- Opening Delimiter -
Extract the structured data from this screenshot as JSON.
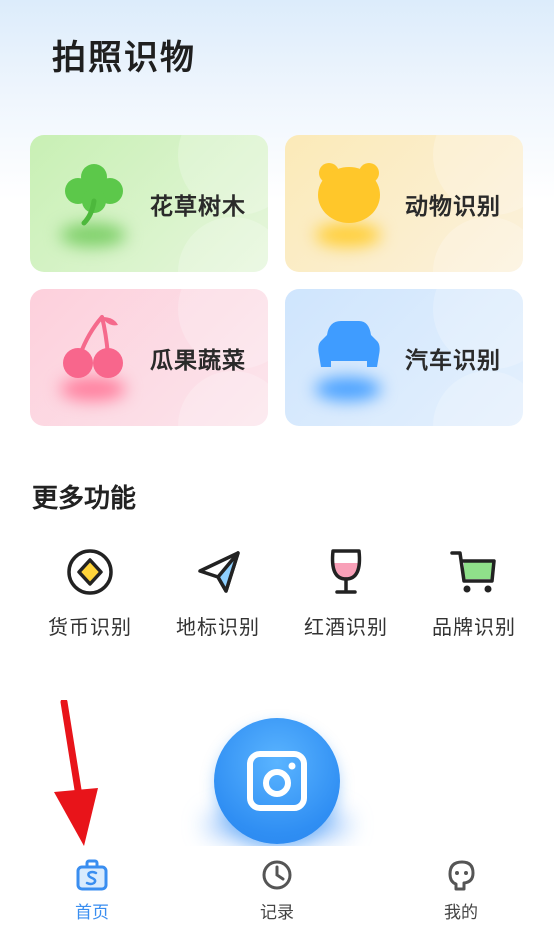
{
  "header": {
    "title": "拍照识物"
  },
  "cards": [
    {
      "label": "花草树木",
      "icon": "clover-icon"
    },
    {
      "label": "动物识别",
      "icon": "bear-icon"
    },
    {
      "label": "瓜果蔬菜",
      "icon": "cherry-icon"
    },
    {
      "label": "汽车识别",
      "icon": "car-icon"
    }
  ],
  "more": {
    "title": "更多功能",
    "items": [
      {
        "label": "货币识别",
        "icon": "coin-icon"
      },
      {
        "label": "地标识别",
        "icon": "paper-plane-icon"
      },
      {
        "label": "红酒识别",
        "icon": "wine-glass-icon"
      },
      {
        "label": "品牌识别",
        "icon": "shopping-cart-icon"
      }
    ]
  },
  "camera": {
    "icon": "camera-icon"
  },
  "nav": {
    "items": [
      {
        "label": "首页",
        "icon": "home-bag-icon",
        "active": true
      },
      {
        "label": "记录",
        "icon": "clock-icon",
        "active": false
      },
      {
        "label": "我的",
        "icon": "profile-face-icon",
        "active": false
      }
    ]
  },
  "colors": {
    "accent": "#3a8ef0",
    "plant_card": "#c8f0b4",
    "animal_card": "#fbeab8",
    "fruit_card": "#fdd0dc",
    "car_card": "#cfe5fd",
    "annotation_arrow": "#e8141a"
  }
}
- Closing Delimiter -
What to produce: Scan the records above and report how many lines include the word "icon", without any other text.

Answer below: 12